Sound Field Systems
Another commonly used listening system designed for classrooms is a sound-field system. With this system, the teacher wears a small, wireless microphone and the sound signal is sent to strategically placed speakers located across the classroom to enhance the speech signal to all pupils. Sound-field systems are not only beneficial for students with hearing loss, but many studies have shown that all students in the classroom benefit when sound field systems are used to improve classroom acoustics.
T-Coils and Loop Systems
Telecoils, sometimes referred to as T-coils, and loop systems are another type of ALD and have been available in hearing aids for more than 50 years. A telecoil is a small copper coil located inside the housing of many hearing devices and serves as a receiver or antenna. In a “looped” area, such as a living room or auditorium, the T-coil picks up the electromagnetic signal and streams it directly into the hearing device. The signal can be from a microphone, PA system, or a telephone. Induction looped systems are found in some theaters, museums, airports, places of worship, and even some taxi cabs. To know if a venue is looped, look for the blue universal loop system sign.
Beyond the most common ALDs mentioned above that help primarily with communication, there are also alerting devices (ADs) designed to help those with hearing loss stay safe and connected during day-to-day and emergency situations. These ADs can use visual signals, such as a flashing or strobing light, vibrotactile indicators, for a vibration component, or alternative auditory signals, such as a louder alarm or one of a lower pitch. For example, there are alarm clocks with strobe lights, or perhaps a vibrating pillow inserts—to help wake people who cannot hear the typical alarm. Additionally, there are similar ADs for fire and smoke alarm systems, carbon monoxide alarms, door bells, and baby monitors.
With the introduction of Bluetooth wireless connectivity, there have been many advancements in standard features of hearing aids, which act as a more complete and often seamless listening system. With Bluetooth connections to your smartphone or tablet, you can stream music, videos, podcasts, and phone calls directly to your hearing devices. There are smartphone applications that can be used as a remote control for some hearing aids, tinnitus maskers, and portable microphones.

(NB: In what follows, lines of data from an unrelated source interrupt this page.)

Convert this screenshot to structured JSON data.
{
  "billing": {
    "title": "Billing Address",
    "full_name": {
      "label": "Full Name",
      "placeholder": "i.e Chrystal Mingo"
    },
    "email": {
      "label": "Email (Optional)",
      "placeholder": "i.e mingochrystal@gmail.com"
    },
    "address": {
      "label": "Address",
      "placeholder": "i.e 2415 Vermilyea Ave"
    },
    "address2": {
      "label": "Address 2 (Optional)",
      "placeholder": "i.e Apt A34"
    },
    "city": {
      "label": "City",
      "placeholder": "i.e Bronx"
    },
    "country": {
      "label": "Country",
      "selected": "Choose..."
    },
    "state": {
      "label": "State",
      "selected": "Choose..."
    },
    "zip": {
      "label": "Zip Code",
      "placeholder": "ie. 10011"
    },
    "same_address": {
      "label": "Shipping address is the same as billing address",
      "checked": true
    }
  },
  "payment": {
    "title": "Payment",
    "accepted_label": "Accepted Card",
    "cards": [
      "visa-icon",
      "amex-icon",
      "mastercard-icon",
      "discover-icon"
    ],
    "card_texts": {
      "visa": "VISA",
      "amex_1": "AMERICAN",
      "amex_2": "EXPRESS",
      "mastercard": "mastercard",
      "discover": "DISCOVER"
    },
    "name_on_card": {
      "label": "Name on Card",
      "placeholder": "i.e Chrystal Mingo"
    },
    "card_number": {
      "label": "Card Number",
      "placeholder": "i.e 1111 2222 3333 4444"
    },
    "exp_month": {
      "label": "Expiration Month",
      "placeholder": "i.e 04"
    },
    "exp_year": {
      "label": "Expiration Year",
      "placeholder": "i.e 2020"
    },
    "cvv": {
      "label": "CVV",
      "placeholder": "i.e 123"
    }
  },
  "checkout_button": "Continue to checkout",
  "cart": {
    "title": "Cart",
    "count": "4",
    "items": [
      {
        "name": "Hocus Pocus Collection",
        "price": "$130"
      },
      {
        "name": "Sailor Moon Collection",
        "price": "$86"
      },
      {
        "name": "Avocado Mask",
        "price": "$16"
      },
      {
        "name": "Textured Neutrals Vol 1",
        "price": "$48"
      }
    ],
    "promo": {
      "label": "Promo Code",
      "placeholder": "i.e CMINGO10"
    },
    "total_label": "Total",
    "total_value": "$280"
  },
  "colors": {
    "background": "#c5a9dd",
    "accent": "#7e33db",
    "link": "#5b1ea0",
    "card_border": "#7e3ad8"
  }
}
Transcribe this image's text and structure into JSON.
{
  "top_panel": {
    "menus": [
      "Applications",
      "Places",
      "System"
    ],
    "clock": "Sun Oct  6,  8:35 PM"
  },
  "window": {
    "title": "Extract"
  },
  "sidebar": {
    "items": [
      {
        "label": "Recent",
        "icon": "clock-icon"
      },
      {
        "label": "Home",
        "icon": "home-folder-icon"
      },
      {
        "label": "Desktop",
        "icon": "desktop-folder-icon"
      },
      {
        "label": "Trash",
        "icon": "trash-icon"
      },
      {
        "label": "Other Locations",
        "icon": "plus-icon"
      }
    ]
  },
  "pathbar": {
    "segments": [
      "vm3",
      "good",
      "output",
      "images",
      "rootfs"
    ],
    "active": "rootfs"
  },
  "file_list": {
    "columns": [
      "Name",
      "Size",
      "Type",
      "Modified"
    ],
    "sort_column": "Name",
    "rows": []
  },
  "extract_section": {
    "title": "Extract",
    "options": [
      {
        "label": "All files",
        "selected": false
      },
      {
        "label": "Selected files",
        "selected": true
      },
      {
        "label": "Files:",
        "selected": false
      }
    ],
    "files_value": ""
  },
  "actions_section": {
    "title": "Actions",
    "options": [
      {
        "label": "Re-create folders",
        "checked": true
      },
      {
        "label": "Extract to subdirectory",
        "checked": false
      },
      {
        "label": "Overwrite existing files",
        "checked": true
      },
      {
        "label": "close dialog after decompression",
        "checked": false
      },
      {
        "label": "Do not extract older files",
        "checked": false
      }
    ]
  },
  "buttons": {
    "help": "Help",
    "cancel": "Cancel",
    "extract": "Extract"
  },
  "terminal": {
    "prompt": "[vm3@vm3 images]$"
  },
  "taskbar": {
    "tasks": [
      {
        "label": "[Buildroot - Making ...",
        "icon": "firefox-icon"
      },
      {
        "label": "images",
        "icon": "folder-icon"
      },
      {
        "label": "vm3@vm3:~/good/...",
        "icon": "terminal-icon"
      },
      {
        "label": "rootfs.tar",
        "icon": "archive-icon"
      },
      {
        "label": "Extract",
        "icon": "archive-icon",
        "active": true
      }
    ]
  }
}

These products (ALDs and ADs) are commercially available and are highly recommended. If you are interested in learning more about assistive listening and alerting devices to get the best and most useful products to enhance your daily life and listening experience, speak with your audiologist or click here to “Find an Audiologist” and set up an appointment.